Blue Heelers: articles

Age of reason

Seven's popular cop show Blue Heelers celebrates its 300th episode this week. Dianne Butler joined the festivities on set in rural Victoria and spoke in depth to Heelers' top cop, played by veteran actor John Wood. "You get to my age and you're middle-aged and overweight and not particularly attractive but nobody really cares. Nobody really cares and it's not really important." Actor John Wood, 54, is reflecting on the hijacking of popular culture by the young as he waits on location to film Blue Heelers' 300th episode. "I find the obsession with youth is really quite irritating," he says. "Apart from the fact that I'm, well…" An old man? "An old man. I find that obsession irritating. There's a wonderful lyric from Paul Kelly where he basically says he never did anything interesting until he was 35, and I think that's true of the majority of people in the world."

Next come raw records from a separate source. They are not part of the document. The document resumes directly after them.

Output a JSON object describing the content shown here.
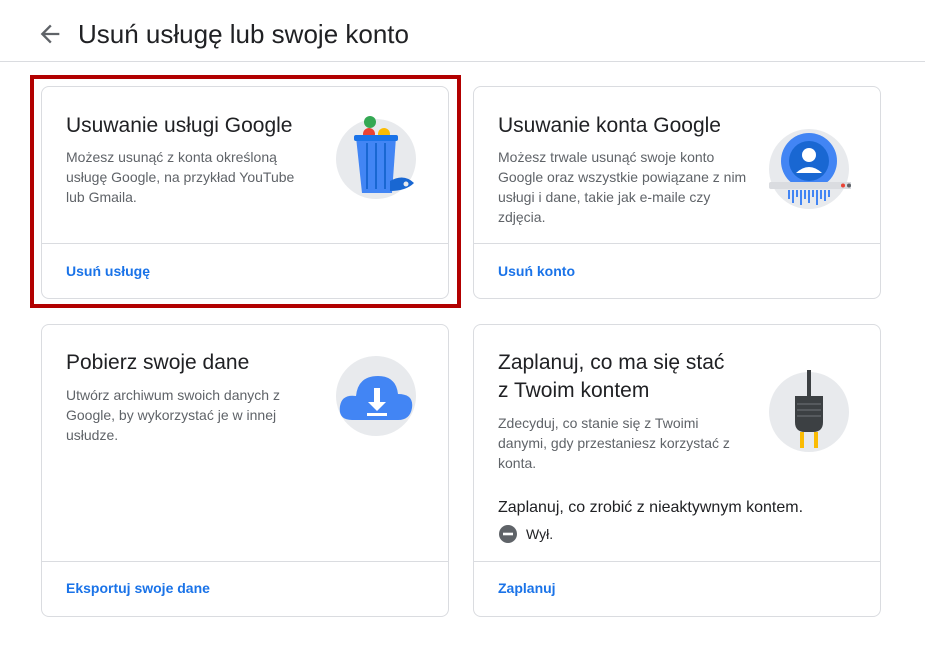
{
  "header": {
    "title": "Usuń usługę lub swoje konto"
  },
  "cards": {
    "delete_service": {
      "title": "Usuwanie usługi Google",
      "description": "Możesz usunąć z konta określoną usługę Google, na przykład YouTube lub Gmaila.",
      "link": "Usuń usługę"
    },
    "delete_account": {
      "title": "Usuwanie konta Google",
      "description": "Możesz trwale usunąć swoje konto Google oraz wszystkie powiązane z nim usługi i dane, takie jak e-maile czy zdjęcia.",
      "link": "Usuń konto"
    },
    "download_data": {
      "title": "Pobierz swoje dane",
      "description": "Utwórz archiwum swoich danych z Google, by wykorzystać je w innej usłudze.",
      "link": "Eksportuj swoje dane"
    },
    "plan_account": {
      "title_line1": "Zaplanuj, co ma się stać",
      "title_line2": "z Twoim kontem",
      "description": "Zdecyduj, co stanie się z Twoimi danymi, gdy przestaniesz korzystać z konta.",
      "inactive_label": "Zaplanuj, co zrobić z nieaktywnym kontem.",
      "status": "Wył.",
      "link": "Zaplanuj"
    }
  },
  "icons": {
    "back": "arrow-back-icon",
    "status_off": "minus-circle-icon"
  },
  "colors": {
    "accent_link": "#1a73e8",
    "highlight_border": "#b20000",
    "illustration_blue": "#4285f4"
  }
}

Just outside where Wood sits, a television crew is setting up a shot, watched by spectators, lots of spectators, who have turned out for the day's filming. Flanking one of the main streets of Castlemaine, in rural Victoria, scores of fans kill time by singling out town landmarks—the police station, the pub, the café—places they know like the back of their hand, thanks to the durability of the Seven Network's flagship drama. As Wood points out, "Millions of people go to work every day to places they absolutely hate being at. And I go somewhere I really want to be. There are not many actors my age in full-time employment," he says. "Anywhere in the world." Anywhere else in the world, and an actor of Wood's stature would probably be treated differently. "I don't know," he shrugs. "I've never been anywhere else. I've never experienced it anywhere else, so I don't really know. What it is for me, it's my life. I've been doing a few MC-ing jobs lately and I introduce myself as an actor and depending on your perspective—a minor television celebrity or a TV star. Basically, I'm just a working actor. It's just my job. And this moment of having done 300 episodes (of Blue Heelers) and all of a sudden everyone's buzzing around like gnats, it's a bit different to what normally happens. If you walked into Channel 7, you'd hardly know we existed, really. I think there's a small photograph of us up on a wall amongst a board of, you know…"

The fact that Blue Heelers is a key plank in Seven's schedule barely registers with Wood. "If you thought about it in those terms you'd be saying, 'Come on you bastards, pay me more money'. But it's not something you really think about on a daily basis. You walk into the factory, in a sense, and you make the show and you go home." To an earlier generation, Wood was a household name because of Michael Rafferty, the magistrate he played on another Seven show, Rafferty's Rules. If anything, Blue Heelers' Senior Sergeant Tom Croydon is even more popular. "I don't feel like a celebrity 24 hours a day, or even four hours a day," he says. When I'm at work in the studio, I'm just at work. I'm thinking, Christ, I wish the air-conditioning was warmer or colder, or whatever. One of the things that you really feel if you're working in a TV studio is the world could end and you wouldn't know. You're in a closed air-conditioned space with no access to the outside at all. Whatever sunlight you see is artificial sunlight created by lights and when you come out it's lunchtime and the sun's out and it's broad daylight and you go back in and when you come out again, it's twilight."

And episodes he's in, like this one at Castlemaine, take six months to see the light of day. For an actor who's cut his teeth on stage, in front of hundreds of paying customers, it must be difficult, playing a scene without an audience to feed off. "I don't think about the viewer constantly," Wood says. But I know they're there. It's not like being on your own. You very rarely do a shot where you are alone… the group of us actually create the moment. It's not an individual effort at all."

Blue Heelers has endured—flourished, even—despite the loss of crowd pleasers such as Lisa McCune and William McInnes. Those who are baffled by its ordinariness, Wood reckons, are missing the point. "In terms of historical police shows like Homicide or shows that are around at the moment like NYPD Blue or even Water Rats, it's much less action-based than any of those," he says. "The most action you really see is in the promos, where you (might) see Paul (Bishop) leaping through the air, which, in a sense, gives a false impression. That's not the sort of show it is. It's set in a police station, one of the places people come into contact with the biggest issues of their lives. That's why I can't ever get heavily involved in something like Neighbours or Home and Away. Mind you, I guess the same could be levelled at us—that the issues we deal with aren't necessarily big enough. But I think Heelers does deal with issues fairly well, without hammering them down people's throats."

By Dianne Butler
March 25, 2001
The Sunday Mail